Bottom Line: Enterprises need to develop a greater sense of urgency on identity security as 79% have had an identify-related breach within just two years.
Identities are the fastest growing and most vulnerable threat surface every organization has. A recent research study from the Identity Defined Security Alliance (IDSA) titled Identity Security: A Work In Progress provides valuable insights into how forward-thinking companies are succeeding at reducing the number of identity-related breaches. The study's methodology is based on surveys with respondents who are directly responsible for IT security or Identity Access Management (IAM) at companies with more than 1,000 employees across thirteen industries. Please see page 14 of the study for additional details on the methodology.
Key insights into the current state of identity security include the following:
Just 26% of enterprises say they are very confident they can thwart Identity breaches today. IDSA's research provides a stark wake-up call of just how challenging IT and cybersecurity leaders see protecting human and non-human identities are. 70% are somewhat confident they're able to stop an identity breach today. One of the factors undermining IT and cybersecurity leaders' confidence is not having IAM in place for human and non-human identities. Privileged Access Management (PAM) providers taking on the challenge of securing human and non-human identities include Centrify, whose approach to IAM is visionary in its ability to scale across human and machine-to-machine identity security.
- Enterprise IT and cybersecurity leaders are most confident they can stop a breach attempt based on privileged user access credentials – and least confident about stopping machine-to-machine and IoT-originated breaches. Enterprises are in a comfort zone when it comes to protecting human-based privileged access credentials versus the newer machine-to-machine and partner-based credentials that are difficult to defend against breaches. Confidence drops below 35% when IAM requires integration to software applications, partner networks, or machine-to-machine interactions. What this data says is that legacy approaches to IAM and PAM will slow down an enterprise's ability to grow by capitalizing on more machine and IoT-based transactions.
- 94% of enterprises have experienced an identity-related breach, amplifying how urgent it is for all businesses to protect human and non-human identity threat surfaces. The IDSA finds that identity-related breaches are ubiquitous across the industries and enterprises surveyed for their report. Outside the scope of the study, yet relevant to the pervasive nature of identity breaches, are how difficult they are to detect. IBM's 2020 Cost of a Data Breach Report found that, on average, it took an organization 206 days after initial intrusion first to identify a data breach and another 73 days to remediate it. Companies that were able to detect and contain a breach in fewer than 200 days spent $1.23 million less in breach costs. Enterprises need to consider how they can excel at stopping human and machine-to-machine identity breaches as the costs of breaches continue to escalate every year.
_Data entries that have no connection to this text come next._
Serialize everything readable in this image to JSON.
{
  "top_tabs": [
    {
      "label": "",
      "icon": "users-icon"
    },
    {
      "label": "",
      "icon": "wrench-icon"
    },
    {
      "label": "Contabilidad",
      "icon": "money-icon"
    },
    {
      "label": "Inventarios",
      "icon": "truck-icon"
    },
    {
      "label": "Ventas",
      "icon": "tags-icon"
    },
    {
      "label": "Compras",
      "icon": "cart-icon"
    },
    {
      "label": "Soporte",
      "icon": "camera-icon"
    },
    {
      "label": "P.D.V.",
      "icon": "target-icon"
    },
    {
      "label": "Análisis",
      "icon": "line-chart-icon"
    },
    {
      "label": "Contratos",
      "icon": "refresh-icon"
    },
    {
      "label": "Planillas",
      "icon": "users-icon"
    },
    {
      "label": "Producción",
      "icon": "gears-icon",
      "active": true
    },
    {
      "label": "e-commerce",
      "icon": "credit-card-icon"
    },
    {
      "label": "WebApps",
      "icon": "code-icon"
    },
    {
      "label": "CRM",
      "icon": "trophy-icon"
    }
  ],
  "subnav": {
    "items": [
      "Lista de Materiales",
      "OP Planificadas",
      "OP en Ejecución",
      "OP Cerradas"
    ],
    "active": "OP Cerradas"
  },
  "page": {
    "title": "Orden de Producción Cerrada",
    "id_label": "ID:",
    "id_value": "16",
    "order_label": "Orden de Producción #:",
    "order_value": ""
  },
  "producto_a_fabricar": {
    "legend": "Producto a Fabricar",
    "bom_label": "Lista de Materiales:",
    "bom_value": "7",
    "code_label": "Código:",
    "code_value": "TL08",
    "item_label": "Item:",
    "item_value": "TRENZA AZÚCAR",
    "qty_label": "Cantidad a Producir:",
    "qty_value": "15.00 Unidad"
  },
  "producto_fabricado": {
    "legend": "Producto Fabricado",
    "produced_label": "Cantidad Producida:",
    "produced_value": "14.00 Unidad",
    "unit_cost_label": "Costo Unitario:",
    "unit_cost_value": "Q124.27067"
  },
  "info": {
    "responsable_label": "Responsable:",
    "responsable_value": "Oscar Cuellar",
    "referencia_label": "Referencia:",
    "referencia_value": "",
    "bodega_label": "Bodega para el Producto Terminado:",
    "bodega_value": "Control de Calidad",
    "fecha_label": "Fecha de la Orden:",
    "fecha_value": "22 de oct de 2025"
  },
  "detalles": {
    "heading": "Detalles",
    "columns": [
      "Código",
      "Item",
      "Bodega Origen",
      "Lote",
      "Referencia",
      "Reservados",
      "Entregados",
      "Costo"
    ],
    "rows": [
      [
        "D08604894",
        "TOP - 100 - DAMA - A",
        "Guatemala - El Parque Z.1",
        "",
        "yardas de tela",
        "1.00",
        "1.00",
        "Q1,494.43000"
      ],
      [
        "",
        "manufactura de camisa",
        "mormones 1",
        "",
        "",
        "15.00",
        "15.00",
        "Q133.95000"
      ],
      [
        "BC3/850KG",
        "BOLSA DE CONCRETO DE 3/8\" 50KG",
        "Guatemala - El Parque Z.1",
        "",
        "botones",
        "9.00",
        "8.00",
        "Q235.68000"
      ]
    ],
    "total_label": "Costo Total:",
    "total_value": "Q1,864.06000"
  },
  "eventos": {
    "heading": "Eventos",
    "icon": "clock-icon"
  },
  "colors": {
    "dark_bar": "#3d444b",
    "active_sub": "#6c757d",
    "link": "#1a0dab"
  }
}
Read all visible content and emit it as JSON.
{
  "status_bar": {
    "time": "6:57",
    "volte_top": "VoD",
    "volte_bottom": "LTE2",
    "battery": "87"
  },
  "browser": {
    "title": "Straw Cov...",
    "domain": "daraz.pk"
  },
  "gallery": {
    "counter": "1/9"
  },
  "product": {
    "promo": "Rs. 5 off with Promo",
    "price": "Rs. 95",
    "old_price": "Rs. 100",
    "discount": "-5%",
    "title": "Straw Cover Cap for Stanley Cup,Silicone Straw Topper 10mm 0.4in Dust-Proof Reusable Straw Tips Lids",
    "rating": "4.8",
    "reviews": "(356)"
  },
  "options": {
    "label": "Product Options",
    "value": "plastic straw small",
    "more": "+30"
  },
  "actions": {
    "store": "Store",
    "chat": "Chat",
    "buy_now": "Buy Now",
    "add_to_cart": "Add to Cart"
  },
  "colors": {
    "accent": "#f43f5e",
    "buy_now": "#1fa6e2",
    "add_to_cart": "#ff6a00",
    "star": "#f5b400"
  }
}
- Phishing and stolen credentials are responsible for the majority of identity-related breaches in the last two years. There has been a 667% increase in spear-fishing email attacks related to Covid-19 since the end of February alone. Microsoft thwarts billions of phishing attempts a year on Office365 alone by relying on heuristics, detonation, and machine learning, strengthened by Microsoft Threat Protection Services. Further supporting IDSA's findings is Forrester's finding that 80% of all hacking-related data breaches involve privileged access credentials. Centrify's Cybersecurity Evangelist and industry expert Dr. Torsten George provides valuable insights into how privileged access credentials can be made more secure in a recent interview, Dissecting The Twitter Hack With A Cybersecurity Evangelist.
- Identity security is still a work in progress or planning stages, according to IDSA's research. It's encouraging to see that 50% of enterprises surveyed have privileged access rights are granted according to the Principle of Least Privilege. Given that identities are the new security perimeter, least-privileged access having the highest percentage of adoption shows enterprises are adopting the Zero Trust Security framework. IDSA observes that two of the outcomes of expected user behavior for authentication and device characteristics for authentication are very effective thwarting phishing attempts yet are the least mature of outcomes today.
- 23% of enterprises define themselves as forward-thinking and are 30% ahead of their peers when it comes to achieving the outcome of privileged access rights granted, according to the Principle of Least Privilege. Forward-thinking enterprises are actively anticipating and planning for how they can prevent any unknown future risks. Forward-thinking enterprise's most significant lead is in the area of expected user behavior for authentication, a key outcome for thwarting phishing attacks.